On its Web site, the USWA quoted the Bureau of Labor Statistics as saying the nation lost more than 1.8 million private sector jobs since Mr. Bush's election and declared the president to have the worst record on jobs since Herbert Hoover.
“I think the Bush administration has turned a blind eye to matters of fair trade,” said David McCall, USWA District I director based in Columbus. “This has been absolutely a disaster for our economy.”
Countries such as China and Brazil are dumping subsidized steel and tires in the U.S., he said, to the point that “workers can no longer afford to purchase the goods they used to make.”
Mr. Kerry—who enjoys the USWA's unequivocal support—has promised he will work to keep jobs in the U.S. and to make foreign countries honor trade agreements with the U.S. But one business organization doesn't trust Mr. Kerry any more than Mr. Bush in the area of trade.
“We think they're both awful,” said Alan Tonelson, research fellow with the United States Business and Industry Council (USBIC), an organization of about 500 small- and medium-sized manufacturers. “Neither candidate has come close to staking out a serious position on trade…. If you go to their Web sites, you'll see lip service to trade, position papers, laundry lists. But you'll see none of the positions we support.”
USBIC's members tend to be “a quite conservative bunch,” and generally support President Bush, especially on tax issues, Mr. Tonelson said. “But the (tax) benefits are being squandered by a totally misguided trade policy designed to encourage the flow of manufacturing offshore.”

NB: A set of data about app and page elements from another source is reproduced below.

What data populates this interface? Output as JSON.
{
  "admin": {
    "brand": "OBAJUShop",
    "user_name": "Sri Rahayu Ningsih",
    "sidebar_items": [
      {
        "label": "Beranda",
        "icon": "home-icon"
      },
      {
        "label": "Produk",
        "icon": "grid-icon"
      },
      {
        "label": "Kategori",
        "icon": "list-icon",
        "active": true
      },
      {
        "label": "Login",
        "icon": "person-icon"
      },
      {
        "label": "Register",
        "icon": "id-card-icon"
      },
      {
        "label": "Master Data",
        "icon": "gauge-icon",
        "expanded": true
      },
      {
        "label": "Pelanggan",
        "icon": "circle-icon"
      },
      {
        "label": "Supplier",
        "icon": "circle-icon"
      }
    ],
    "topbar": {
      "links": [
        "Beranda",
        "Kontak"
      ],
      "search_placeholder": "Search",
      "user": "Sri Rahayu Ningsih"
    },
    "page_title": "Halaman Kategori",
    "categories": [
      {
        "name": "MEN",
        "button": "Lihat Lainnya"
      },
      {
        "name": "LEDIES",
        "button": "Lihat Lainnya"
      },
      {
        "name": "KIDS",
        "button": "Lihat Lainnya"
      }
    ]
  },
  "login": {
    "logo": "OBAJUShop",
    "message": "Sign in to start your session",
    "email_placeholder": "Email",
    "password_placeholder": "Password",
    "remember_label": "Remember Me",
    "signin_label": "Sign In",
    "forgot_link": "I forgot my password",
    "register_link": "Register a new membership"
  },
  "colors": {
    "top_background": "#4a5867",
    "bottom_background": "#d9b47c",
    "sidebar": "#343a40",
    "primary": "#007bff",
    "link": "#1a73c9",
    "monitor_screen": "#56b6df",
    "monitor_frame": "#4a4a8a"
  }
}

The USBIC has issued a position paper titled “To Save American Manufacturing.” It recommends such measures as a trade equalization tariff for countries running a large trade deficit with the U.S.; changing the rules of countervailing and anti-dumping duty cases to make them easier for U.S. companies to win; and setting domestic content requirements for all government procurement.

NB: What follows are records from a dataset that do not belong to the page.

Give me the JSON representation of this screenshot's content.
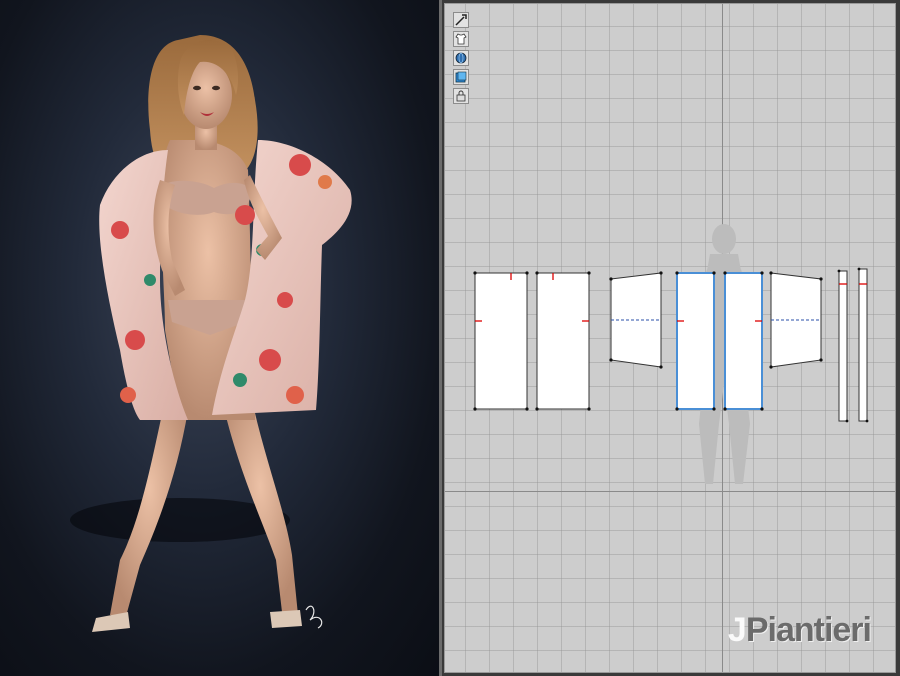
{
  "toolbar": {
    "tools": [
      {
        "name": "transform-pattern-tool",
        "icon": "arrow-pen-icon"
      },
      {
        "name": "garment-tool",
        "icon": "shirt-icon"
      },
      {
        "name": "avatar-view-tool",
        "icon": "globe-icon"
      },
      {
        "name": "fabric-tool",
        "icon": "fabric-swatch-icon"
      },
      {
        "name": "lock-tool",
        "icon": "lock-icon"
      }
    ]
  },
  "colors": {
    "viewport_bg": "#11151e",
    "pattern_bg": "#cdcdcd",
    "selected_outline": "#4a8fd6",
    "piece_fill": "#ffffff"
  },
  "watermark": {
    "initial": "J",
    "name": "Piantieri"
  }
}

Tire industry associations as a rule do not endorse presidential candidates. However, Donald B. Shea, president of the Rubber Manufacturers Association, declined to discuss the election at all, except to mention the RMA's participation in the Prosperity Project, an effort of the Business Industry Political Action Committee, to make sure businesspeople register to vote.
“We have members on both sides of the aisle,” Mr. Shea said. “We're not into endorsement, but encouragement.”